Assume that someone has created a Pivot Table using the PowerPivot tool.  Now one may want to customize the Pivot Table even further by:

1. Shuffling rows in the Pivot Table; and
2. Recomputing subtotals and Grand Totals after reshuffling rows

A Pivot Table created via the PowerPivot tool can be converted into a normal range via CUBE formulas.  Once each cell carried an individual formula, one can very easily perform the two tasks mentioned above.  You may view my solution in this workbook.

You may watch a short video of my solution here

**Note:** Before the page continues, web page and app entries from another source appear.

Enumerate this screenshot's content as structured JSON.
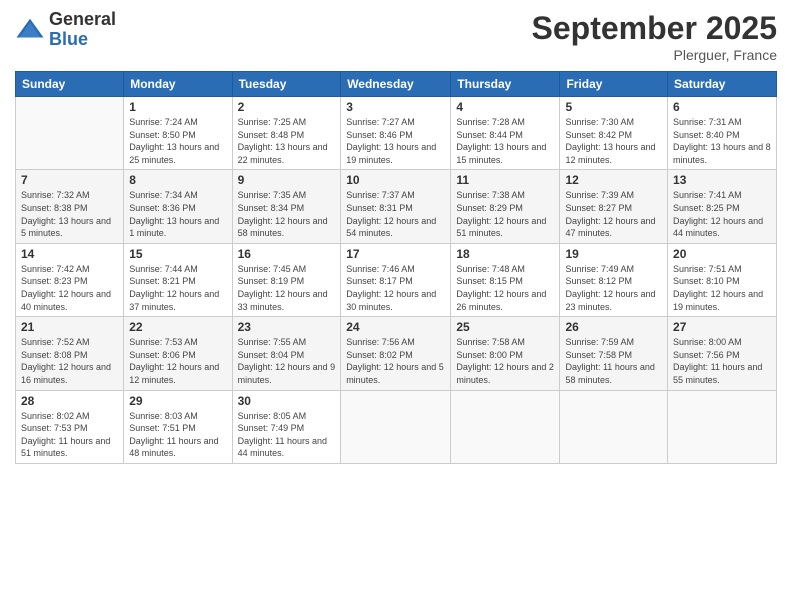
{
  "header": {
    "logo_general": "General",
    "logo_blue": "Blue",
    "main_title": "September 2025",
    "subtitle": "Plerguer, France"
  },
  "columns": [
    "Sunday",
    "Monday",
    "Tuesday",
    "Wednesday",
    "Thursday",
    "Friday",
    "Saturday"
  ],
  "weeks": [
    {
      "days": [
        {
          "number": "",
          "info": ""
        },
        {
          "number": "1",
          "info": "Sunrise: 7:24 AM\nSunset: 8:50 PM\nDaylight: 13 hours and 25 minutes."
        },
        {
          "number": "2",
          "info": "Sunrise: 7:25 AM\nSunset: 8:48 PM\nDaylight: 13 hours and 22 minutes."
        },
        {
          "number": "3",
          "info": "Sunrise: 7:27 AM\nSunset: 8:46 PM\nDaylight: 13 hours and 19 minutes."
        },
        {
          "number": "4",
          "info": "Sunrise: 7:28 AM\nSunset: 8:44 PM\nDaylight: 13 hours and 15 minutes."
        },
        {
          "number": "5",
          "info": "Sunrise: 7:30 AM\nSunset: 8:42 PM\nDaylight: 13 hours and 12 minutes."
        },
        {
          "number": "6",
          "info": "Sunrise: 7:31 AM\nSunset: 8:40 PM\nDaylight: 13 hours and 8 minutes."
        }
      ]
    },
    {
      "days": [
        {
          "number": "7",
          "info": "Sunrise: 7:32 AM\nSunset: 8:38 PM\nDaylight: 13 hours and 5 minutes."
        },
        {
          "number": "8",
          "info": "Sunrise: 7:34 AM\nSunset: 8:36 PM\nDaylight: 13 hours and 1 minute."
        },
        {
          "number": "9",
          "info": "Sunrise: 7:35 AM\nSunset: 8:34 PM\nDaylight: 12 hours and 58 minutes."
        },
        {
          "number": "10",
          "info": "Sunrise: 7:37 AM\nSunset: 8:31 PM\nDaylight: 12 hours and 54 minutes."
        },
        {
          "number": "11",
          "info": "Sunrise: 7:38 AM\nSunset: 8:29 PM\nDaylight: 12 hours and 51 minutes."
        },
        {
          "number": "12",
          "info": "Sunrise: 7:39 AM\nSunset: 8:27 PM\nDaylight: 12 hours and 47 minutes."
        },
        {
          "number": "13",
          "info": "Sunrise: 7:41 AM\nSunset: 8:25 PM\nDaylight: 12 hours and 44 minutes."
        }
      ]
    },
    {
      "days": [
        {
          "number": "14",
          "info": "Sunrise: 7:42 AM\nSunset: 8:23 PM\nDaylight: 12 hours and 40 minutes."
        },
        {
          "number": "15",
          "info": "Sunrise: 7:44 AM\nSunset: 8:21 PM\nDaylight: 12 hours and 37 minutes."
        },
        {
          "number": "16",
          "info": "Sunrise: 7:45 AM\nSunset: 8:19 PM\nDaylight: 12 hours and 33 minutes."
        },
        {
          "number": "17",
          "info": "Sunrise: 7:46 AM\nSunset: 8:17 PM\nDaylight: 12 hours and 30 minutes."
        },
        {
          "number": "18",
          "info": "Sunrise: 7:48 AM\nSunset: 8:15 PM\nDaylight: 12 hours and 26 minutes."
        },
        {
          "number": "19",
          "info": "Sunrise: 7:49 AM\nSunset: 8:12 PM\nDaylight: 12 hours and 23 minutes."
        },
        {
          "number": "20",
          "info": "Sunrise: 7:51 AM\nSunset: 8:10 PM\nDaylight: 12 hours and 19 minutes."
        }
      ]
    },
    {
      "days": [
        {
          "number": "21",
          "info": "Sunrise: 7:52 AM\nSunset: 8:08 PM\nDaylight: 12 hours and 16 minutes."
        },
        {
          "number": "22",
          "info": "Sunrise: 7:53 AM\nSunset: 8:06 PM\nDaylight: 12 hours and 12 minutes."
        },
        {
          "number": "23",
          "info": "Sunrise: 7:55 AM\nSunset: 8:04 PM\nDaylight: 12 hours and 9 minutes."
        },
        {
          "number": "24",
          "info": "Sunrise: 7:56 AM\nSunset: 8:02 PM\nDaylight: 12 hours and 5 minutes."
        },
        {
          "number": "25",
          "info": "Sunrise: 7:58 AM\nSunset: 8:00 PM\nDaylight: 12 hours and 2 minutes."
        },
        {
          "number": "26",
          "info": "Sunrise: 7:59 AM\nSunset: 7:58 PM\nDaylight: 11 hours and 58 minutes."
        },
        {
          "number": "27",
          "info": "Sunrise: 8:00 AM\nSunset: 7:56 PM\nDaylight: 11 hours and 55 minutes."
        }
      ]
    },
    {
      "days": [
        {
          "number": "28",
          "info": "Sunrise: 8:02 AM\nSunset: 7:53 PM\nDaylight: 11 hours and 51 minutes."
        },
        {
          "number": "29",
          "info": "Sunrise: 8:03 AM\nSunset: 7:51 PM\nDaylight: 11 hours and 48 minutes."
        },
        {
          "number": "30",
          "info": "Sunrise: 8:05 AM\nSunset: 7:49 PM\nDaylight: 11 hours and 44 minutes."
        },
        {
          "number": "",
          "info": ""
        },
        {
          "number": "",
          "info": ""
        },
        {
          "number": "",
          "info": ""
        },
        {
          "number": "",
          "info": ""
        }
      ]
    }
  ]
}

Visualise Sales Data of a Non-Alcoholic Beverage Company with basic columnar information such as Date of Sale, Time of Sale, Brand, Stock Keeping Unit (SKU), State, City, Quantity sold, Unit Price and Salesman Code.  In this sales dataset, each line item represents one visit for one SKU.  If nothing is sold in a certain visit, then the SKU column displays No Sale.  So effectively there is a line item for each visit whether or not something is sold in that visit.

From this simple Sales dataset, here are a few questions which one may need to find answers to:

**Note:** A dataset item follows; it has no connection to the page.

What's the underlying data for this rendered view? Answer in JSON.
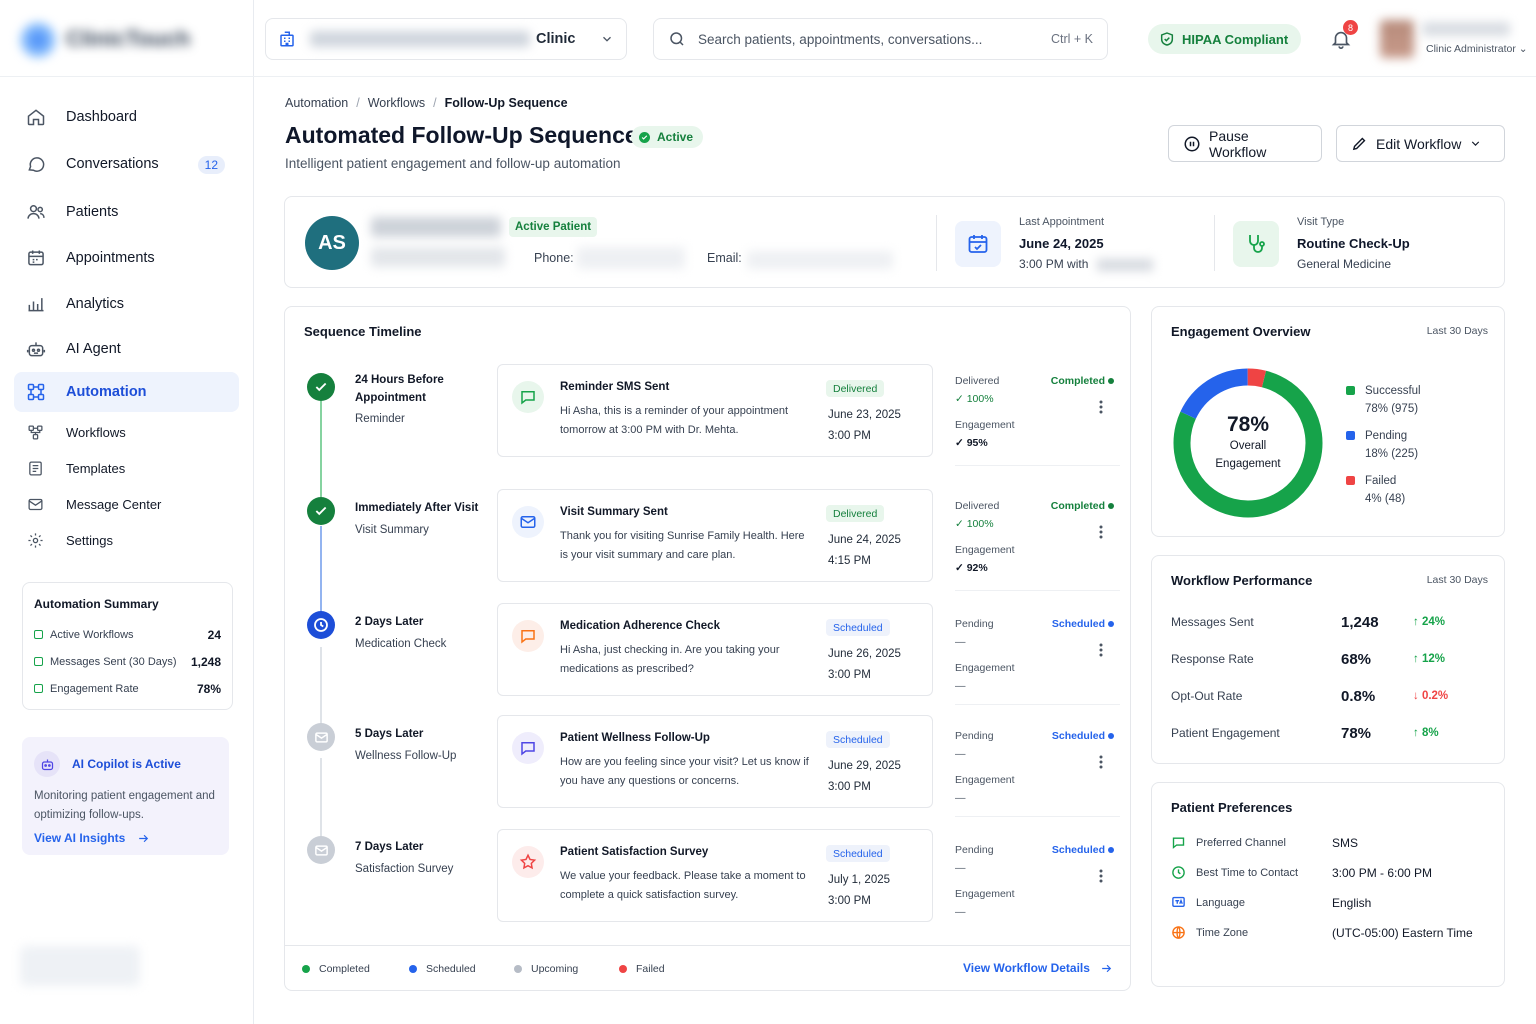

1. How did the Company perform (in both years 2013 and 2014) on two of the most critical Key Performance Indicators (KPI's) - Quantity sold and Number of Visits.  Also, what is the month wise break up of these two KPI's.

2. Study and slice the two KPI's from various perspectives such as "Type of Outlet visited", "Type of Visit" - Scheduled or Unscheduled, "Day of week", "Brand", "Sub brand".

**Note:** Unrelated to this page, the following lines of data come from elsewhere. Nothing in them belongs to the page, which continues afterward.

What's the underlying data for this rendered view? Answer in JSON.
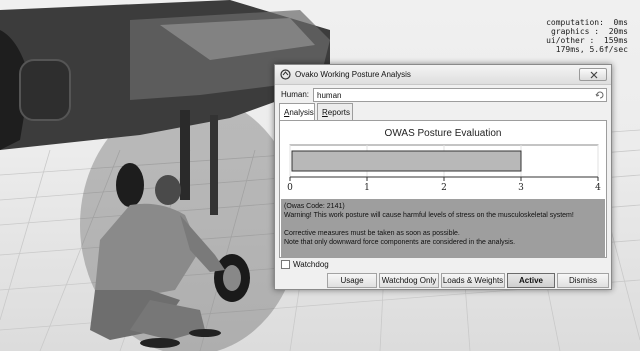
{
  "stats": {
    "lines": [
      "computation:  0ms",
      "graphics :  20ms",
      "ui/other :  159ms",
      "179ms, 5.6f/sec"
    ]
  },
  "dialog": {
    "title": "Ovako Working Posture Analysis",
    "icon": "app-icon",
    "human_label": "Human:",
    "human_value": "human",
    "tabs": [
      {
        "label": "Analysis",
        "underline": "A",
        "rest": "nalysis",
        "active": true
      },
      {
        "label": "Reports",
        "underline": "R",
        "rest": "eports",
        "active": false
      }
    ],
    "chart_data": {
      "type": "bar",
      "title": "OWAS Posture Evaluation",
      "values": [
        3
      ],
      "xlim": [
        0,
        4
      ],
      "x_ticks": [
        "0",
        "1",
        "2",
        "3",
        "4"
      ],
      "bar_color": "#b8b8b8",
      "grid": true
    },
    "messages": [
      "(Owas Code: 2141)",
      "Warning! This work posture will cause harmful levels of stress on the musculoskeletal system!",
      "",
      "Corrective measures must be taken as soon as possible.",
      "Note that only downward force components are considered in the analysis."
    ],
    "watchdog_label": "Watchdog",
    "watchdog_checked": false,
    "buttons": {
      "usage": "Usage",
      "watchdog_only": "Watchdog Only",
      "loads_weights": "Loads & Weights",
      "active": "Active",
      "dismiss": "Dismiss"
    }
  }
}
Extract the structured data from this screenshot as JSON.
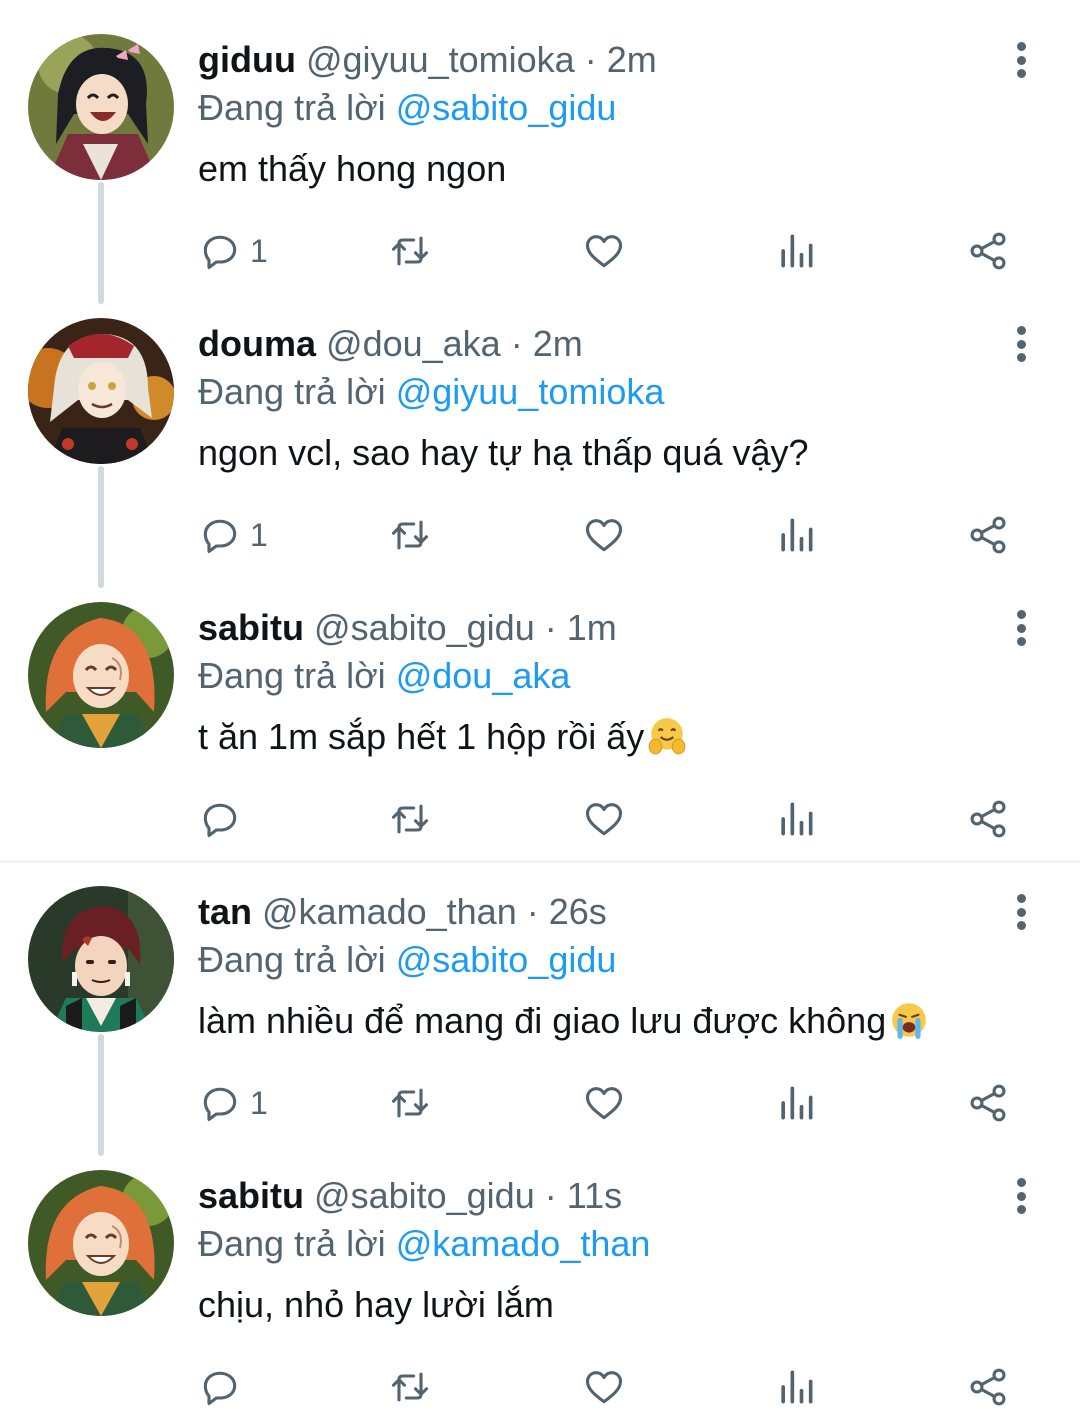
{
  "colors": {
    "accent": "#1d9bf0",
    "muted": "#536471",
    "text": "#0f1419",
    "thread_line": "#cfd9de"
  },
  "reply_prefix": "Đang trả lời",
  "tweets": [
    {
      "name": "giduu",
      "handle": "@giyuu_tomioka",
      "time": "2m",
      "reply_to": "@sabito_gidu",
      "text": "em thấy hong ngon",
      "emoji": "",
      "reply_count": "1",
      "avatar": "avatar-giyuu"
    },
    {
      "name": "douma",
      "handle": "@dou_aka",
      "time": "2m",
      "reply_to": "@giyuu_tomioka",
      "text": "ngon vcl, sao hay tự hạ thấp quá vậy?",
      "emoji": "",
      "reply_count": "1",
      "avatar": "avatar-douma"
    },
    {
      "name": "sabitu",
      "handle": "@sabito_gidu",
      "time": "1m",
      "reply_to": "@dou_aka",
      "text": "t ăn 1m sắp hết 1 hộp rồi ấy",
      "emoji": "hugging-face",
      "reply_count": "",
      "avatar": "avatar-sabito"
    },
    {
      "name": "tan",
      "handle": "@kamado_than",
      "time": "26s",
      "reply_to": "@sabito_gidu",
      "text": "làm nhiều để mang đi giao lưu được không",
      "emoji": "loudly-crying-face",
      "reply_count": "1",
      "avatar": "avatar-tanjiro"
    },
    {
      "name": "sabitu",
      "handle": "@sabito_gidu",
      "time": "11s",
      "reply_to": "@kamado_than",
      "text": "chịu, nhỏ hay lười lắm",
      "emoji": "",
      "reply_count": "",
      "avatar": "avatar-sabito"
    }
  ],
  "icons": {
    "reply": "reply-icon",
    "retweet": "retweet-icon",
    "like": "heart-icon",
    "stats": "stats-icon",
    "share": "share-icon",
    "more": "more-vertical-icon"
  }
}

3. Over a period of time, how did various SKU's fair on the twin planks of "Effort" i.e. Number of visits YTD and "Business Generated" i.e. Quantity sold YTD.

4. Analyse the performance of the Company on both KPI's:
a. During Festive season/Promotional periods/Events; and
b. During different months of the same year; and
c. During same month of different years; and
d. Quarter to Date

5. "Complimentary Product sold Analysis" - Analysis displayed on online retailers such as Amazon.com - "Customers who bought this also bought this".  So in the Sales dataset referred to above, one may want to know "In this month, outlets which bought this SKU, also bought this much quantity of these other SKU's."

6. "Outlet Rank slippage" - Which are the Top 10 Outlets in 2013 and what rank did they maintain in 2014.  What is the proportion of quantity sold by each of the Top 10 outlets of 2013 to:
a. Total quantity sold by all Top 10 outlets in 2013; and
b. Total quantity sold by all outlets in 2013

7. In any selected month, which new outlets did the Company forge partnerships with

8. Which employees visited their assigned outlets once in two or three weeks instead of visiting them once every week (as required by Management).

9. Which outlets were not visited at all in a particular month

10. Business generated from loyal Customers - Loyal Customers are those who transacted with the Company in a chosen month and in the previous 2 months.

These are only a few of my favourite questions which I needed answers to when I first reviewed this Sales Data.  Using Microsoft Excel's Business Intelligence Tools (Power Query, PowerPivot and Power View), I could answer all questions stated above and a lot more.

You may watch a short video of my solution here

Assume a simple Sales dataset from which a Pivot Table has been created.  The Pivot Table has been sliced by two columns of the dataset.  To represent data graphically, a Stacked Pivot Chart has been created from this Pivot Table and the chart is placed on a separate worksheet (of the same workbook).  The Stacked Pivot Chart has Months on the X-axis and each month has stacks for various products sold in that month.  By design, a Pivot Chart never displays data from the Grand Total column of a Pivot Table.  The Select Data button the Pivot Chart Tools button does not allow the user to reselect the Source data to include the Grand Total column.  The only option left in this case is to copy the Pivot Table and paste it as Paste Special > Values in another range and then create a Normal Stacked chart from this Table.  But in doing so, any change in the slicer or Base data will not have any effect on the Stacked Chart because the source of the Stacked Chart is a static range.

This problem can be overcome by using the PowerPivot tool and CUBE functions (available in Excel 2007 + versions).  You may download the solution workbook from here.

You may watch a short video of my solution here